PLEASANT GROVE - Dallas police say parts of Pleasant Grove can be some of the toughest areas to patrol, especially overnight.
However, that doesn't mean residents aren't taking a stand and making a difference.
We spent all night with police and crime watch volunteers and found a small, but dedicated, cadre of neighborhood residents and officers out to prove they own the streets of Dallas after dark.
Make no mistake, crime has driven some families from the neighborhood but Dallas police, buoyed by strong support from some neighborhood leaders and crime watch groups, are already seeing some improvements.
“When we say, 'this area's changed,' the area has changed, but it has some problems still,” said Lt. Charles Epperson.
People are standing up by getting involved.
Long after midnight, Kimberly Stanley greets guests and walks every inch of her property, making sure there are no problems or problem people.

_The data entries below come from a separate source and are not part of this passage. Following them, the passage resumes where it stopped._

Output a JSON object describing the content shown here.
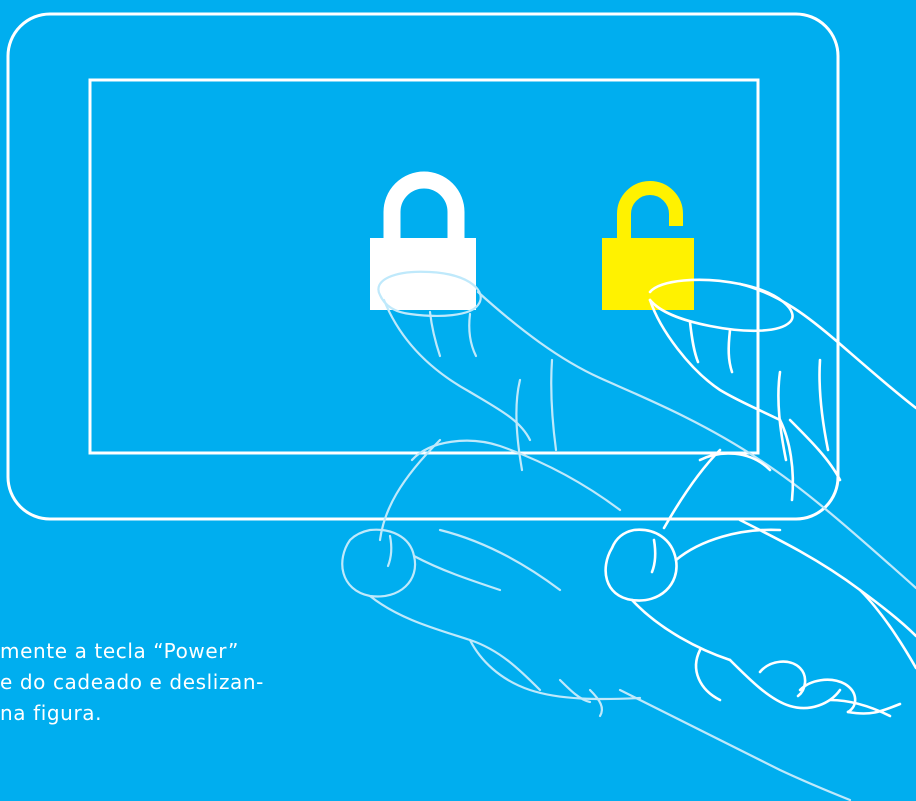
{
  "colors": {
    "background": "#00aeef",
    "outline": "#ffffff",
    "locked_icon": "#ffffff",
    "unlocked_icon": "#fff200",
    "back_hand_stroke": "#bfe9fb",
    "front_hand_stroke": "#ffffff"
  },
  "icons": {
    "locked": "padlock-closed-icon",
    "unlocked": "padlock-open-icon"
  },
  "caption": {
    "line1": "mente a tecla “Power”",
    "line2": "e do cadeado e deslizan-",
    "line3": "na figura."
  }
}
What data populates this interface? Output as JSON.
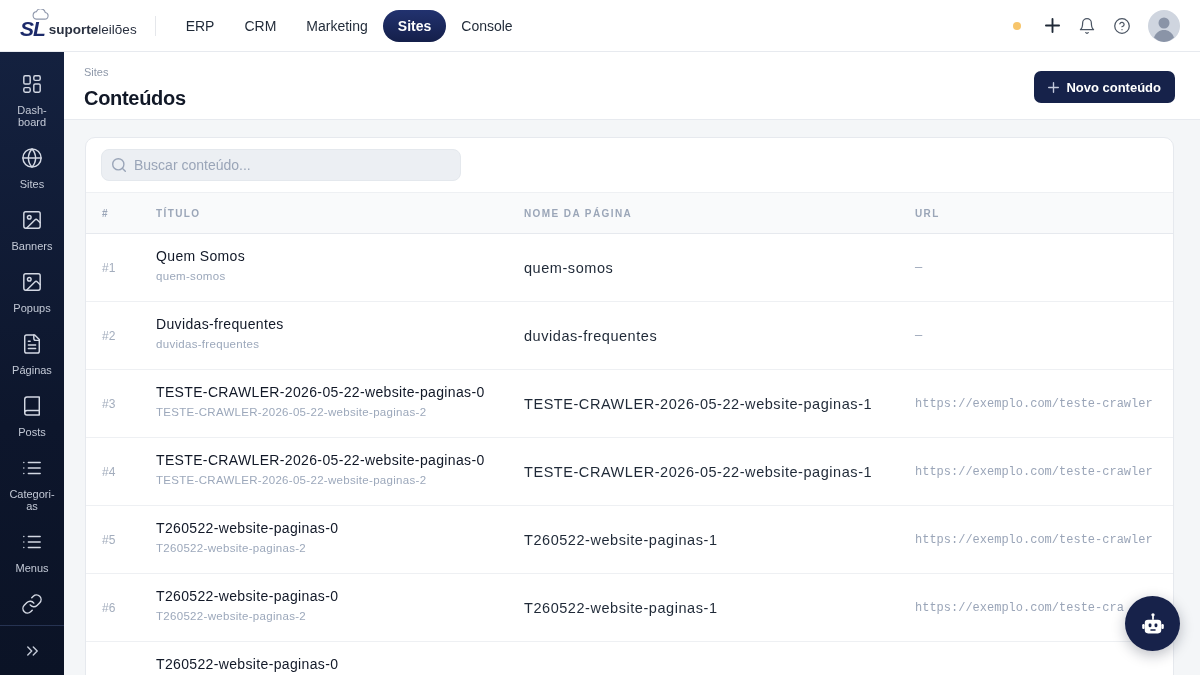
{
  "top_bar": {
    "logo": {
      "mark": "SL",
      "name": "**suporte**leilões"
    },
    "nav": [
      {
        "label": "ERP",
        "selected": false
      },
      {
        "label": "CRM",
        "selected": false
      },
      {
        "label": "Marketing",
        "selected": false
      },
      {
        "label": "Sites",
        "selected": true
      },
      {
        "label": "Console",
        "selected": false
      }
    ]
  },
  "sidebar": {
    "items": [
      {
        "label": "Dash-board"
      },
      {
        "label": "Sites"
      },
      {
        "label": "Banners"
      },
      {
        "label": "Popups"
      },
      {
        "label": "Páginas"
      },
      {
        "label": "Posts"
      },
      {
        "label": "Categori-as"
      },
      {
        "label": "Menus"
      }
    ]
  },
  "header": {
    "breadcrumb": "Sites",
    "title": "Conteúdos",
    "new_button": "Novo conteúdo"
  },
  "search": {
    "placeholder": "Buscar conteúdo..."
  },
  "table": {
    "columns": [
      "#",
      "TÍTULO",
      "NOME DA PÁGINA",
      "URL"
    ],
    "rows": [
      {
        "number": "#1",
        "title": "Quem Somos",
        "slug": "quem-somos",
        "page_name": "quem-somos",
        "url": "—"
      },
      {
        "number": "#2",
        "title": "Duvidas-frequentes",
        "slug": "duvidas-frequentes",
        "page_name": "duvidas-frequentes",
        "url": "—"
      },
      {
        "number": "#3",
        "title": "TESTE-CRAWLER-2026-05-22-website-paginas-0",
        "slug": "TESTE-CRAWLER-2026-05-22-website-paginas-2",
        "page_name": "TESTE-CRAWLER-2026-05-22-website-paginas-1",
        "url": "https://exemplo.com/teste-crawler"
      },
      {
        "number": "#4",
        "title": "TESTE-CRAWLER-2026-05-22-website-paginas-0",
        "slug": "TESTE-CRAWLER-2026-05-22-website-paginas-2",
        "page_name": "TESTE-CRAWLER-2026-05-22-website-paginas-1",
        "url": "https://exemplo.com/teste-crawler"
      },
      {
        "number": "#5",
        "title": "T260522-website-paginas-0",
        "slug": "T260522-website-paginas-2",
        "page_name": "T260522-website-paginas-1",
        "url": "https://exemplo.com/teste-crawler"
      },
      {
        "number": "#6",
        "title": "T260522-website-paginas-0",
        "slug": "T260522-website-paginas-2",
        "page_name": "T260522-website-paginas-1",
        "url": "https://exemplo.com/teste-cra"
      },
      {
        "title": "T260522-website-paginas-0"
      }
    ]
  }
}
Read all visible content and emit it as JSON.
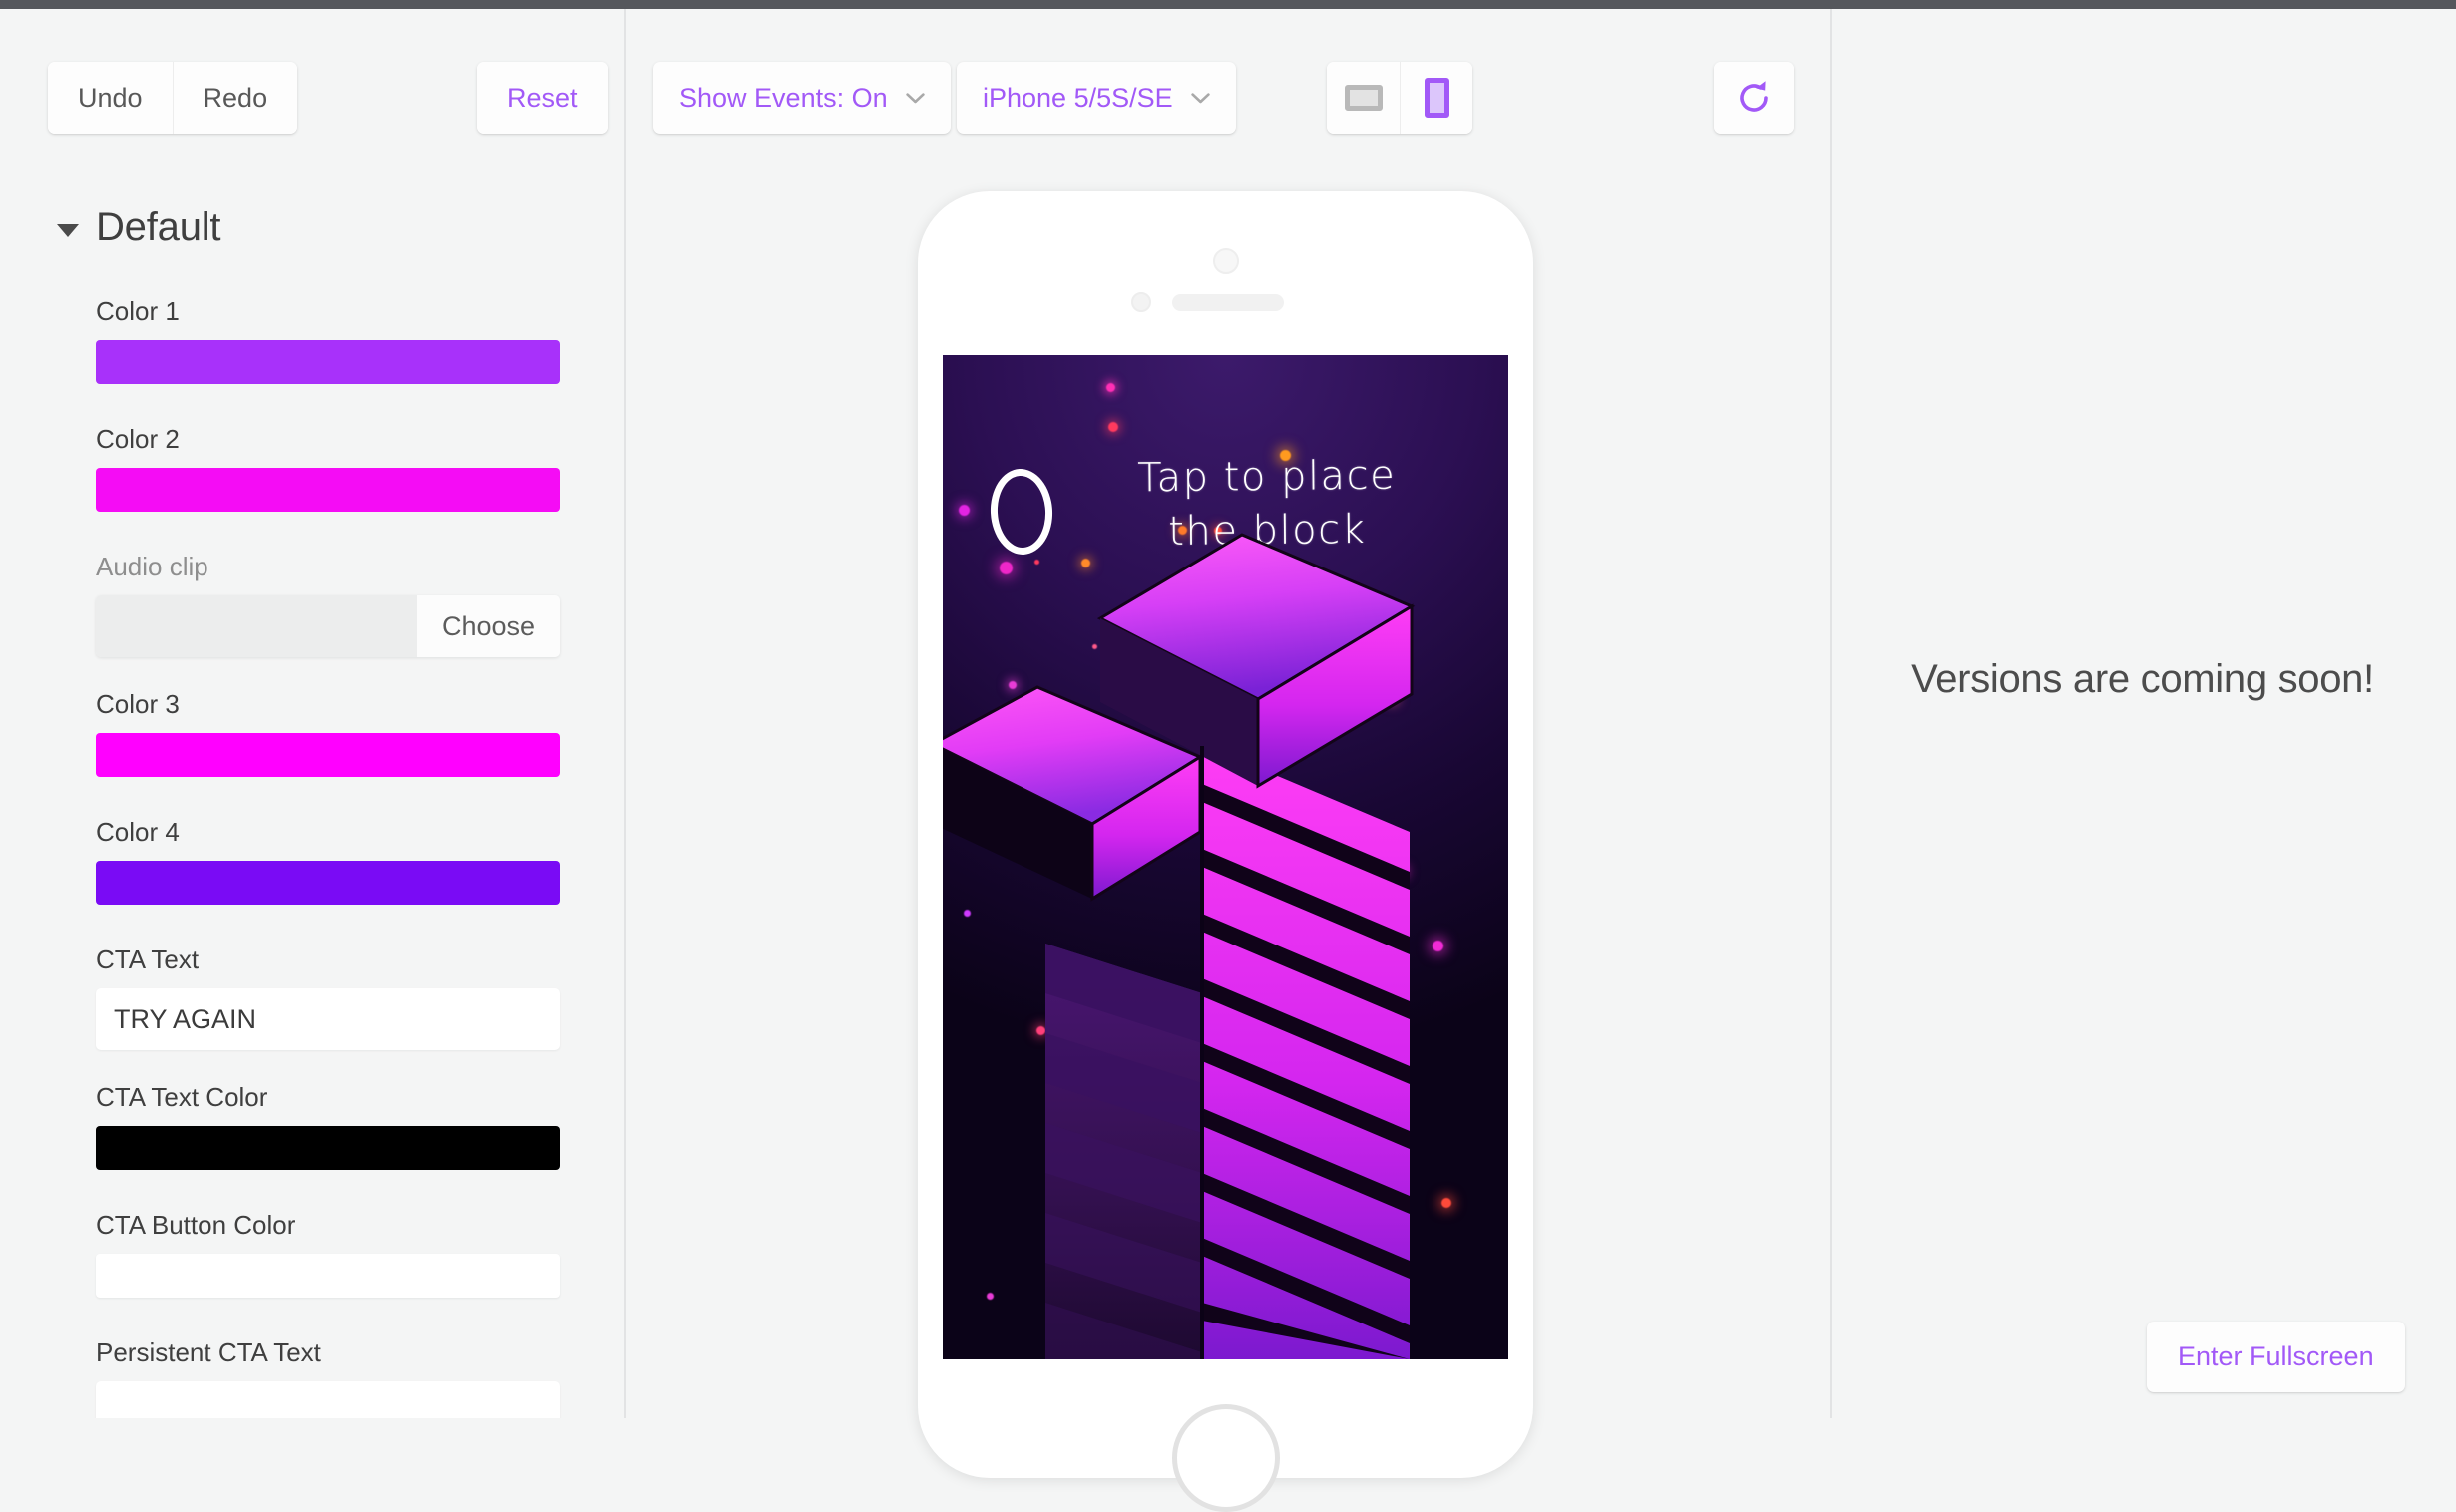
{
  "theme": {
    "accent": "#a259f7",
    "page_bg": "#f4f5f5",
    "panel_bg": "#fdfdfd",
    "divider": "#e2e3e4",
    "text": "#3f3f3f",
    "muted_text": "#8e8e8e"
  },
  "toolbar": {
    "undo_label": "Undo",
    "redo_label": "Redo",
    "reset_label": "Reset",
    "events_dropdown": {
      "value": "Show Events: On",
      "icon": "chevron-down-icon"
    },
    "device_dropdown": {
      "value": "iPhone 5/5S/SE",
      "icon": "chevron-down-icon"
    },
    "orientation": {
      "landscape_icon": "landscape-orientation-icon",
      "portrait_icon": "portrait-orientation-icon",
      "selected": "portrait"
    },
    "refresh_icon": "refresh-icon"
  },
  "sidebar": {
    "section": {
      "title": "Default",
      "expanded": true,
      "caret_icon": "caret-down-icon"
    },
    "fields": [
      {
        "label": "Color 1",
        "type": "color",
        "value": "#a831fa"
      },
      {
        "label": "Color 2",
        "type": "color",
        "value": "#f50cf5"
      },
      {
        "label": "Audio clip",
        "type": "file",
        "value": "",
        "choose_label": "Choose",
        "muted": true
      },
      {
        "label": "Color 3",
        "type": "color",
        "value": "#ff00ff"
      },
      {
        "label": "Color 4",
        "type": "color",
        "value": "#7a0bf5"
      },
      {
        "label": "CTA Text",
        "type": "text",
        "value": "TRY AGAIN",
        "placeholder": ""
      },
      {
        "label": "CTA Text Color",
        "type": "color",
        "value": "#000000"
      },
      {
        "label": "CTA Button Color",
        "type": "color",
        "value": "#ffffff"
      },
      {
        "label": "Persistent CTA Text",
        "type": "text",
        "value": ""
      }
    ]
  },
  "preview": {
    "device": "iPhone 5/5S/SE",
    "orientation": "portrait",
    "game": {
      "score": "0",
      "hint_text": "Tap to place the block",
      "background_top": "#3c1a6b",
      "background_bottom": "#0b0318",
      "block_light": "#ff3df5",
      "block_dark": "#6a17c9"
    }
  },
  "right_panel": {
    "message": "Versions are coming soon!",
    "fullscreen_label": "Enter Fullscreen"
  }
}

“We're looking for mainly doors open, noise, rooms that you know have not been rented," she said.
Stanley is the kind of property manager police like to see. Other places with less conscientious owners and managers are full of problems.
“Drug possession, prostitution, stuff like that,” Epperson said. “We've had to correct some behaviors up here.”
What has to happen for greater improvement is for owners to take Kimberly Stanley's tough stand against law violators.
“We have rules here,” she told us. “Everybody is to follow by the rules, or they check out.”
Residents like Ted Burns and James Leak, Sr. are also serious about crime fighting and their crime watch patrols.
For Leak, it starts at his home.
“When I walk up on the porch, my light comes on," he explained, walking us through his home. “We try to have everything secured, try to live peacefully.”
Leak has lived peacefully in Pleasant Grove for 39 years and raised a family here. Over time, some neighbors left, fed up with break-ins and robberies, but Leak refuses to go anywhere.
“I could have moved away, but I chose not to,” he said. “You are not going to run me out of my home.”
Midnight to morning, you hear that often from long time residents who, like lifetime resident Darlene Calderilla, have decided Pleasant Grove and the homes are worth fighting for.
“This is my life right here," she said. "Why should I have to move when this is where I live? These are my roots here. If I see a crime I'm going to report it. I work too hard. I'm not afraid. I'm not worried.”
If there's an edge in their voices, crime put it there.
They are the salt of Pleasant Grove, tired of criminals spoiling the meal. However, the truth is, salt in Pleasant Grove, like everywhere else, is much too rare a commodity.
“Getting people involved, that’s our biggest problem," said crime watch leader Ted Burns. "People want to complain, but they don't want to do anything."
That's too bad, because Dallas police and crime watch leaders believe things are improving. Crime is still here, especially overnight, but it is not as overwhelming.
That helps Ted Burns, Kimberly Stanley, James Leak, Darlene Calderilla, Dallas police and all the others who believe in Pleasant Grove to stay optimistic.
If anything, the oasis they have created around them has taught them two things are needed to hold onto a neighborhood in Dallas after dark: Stand up for what's yours and your neighbors, and treat people with respect.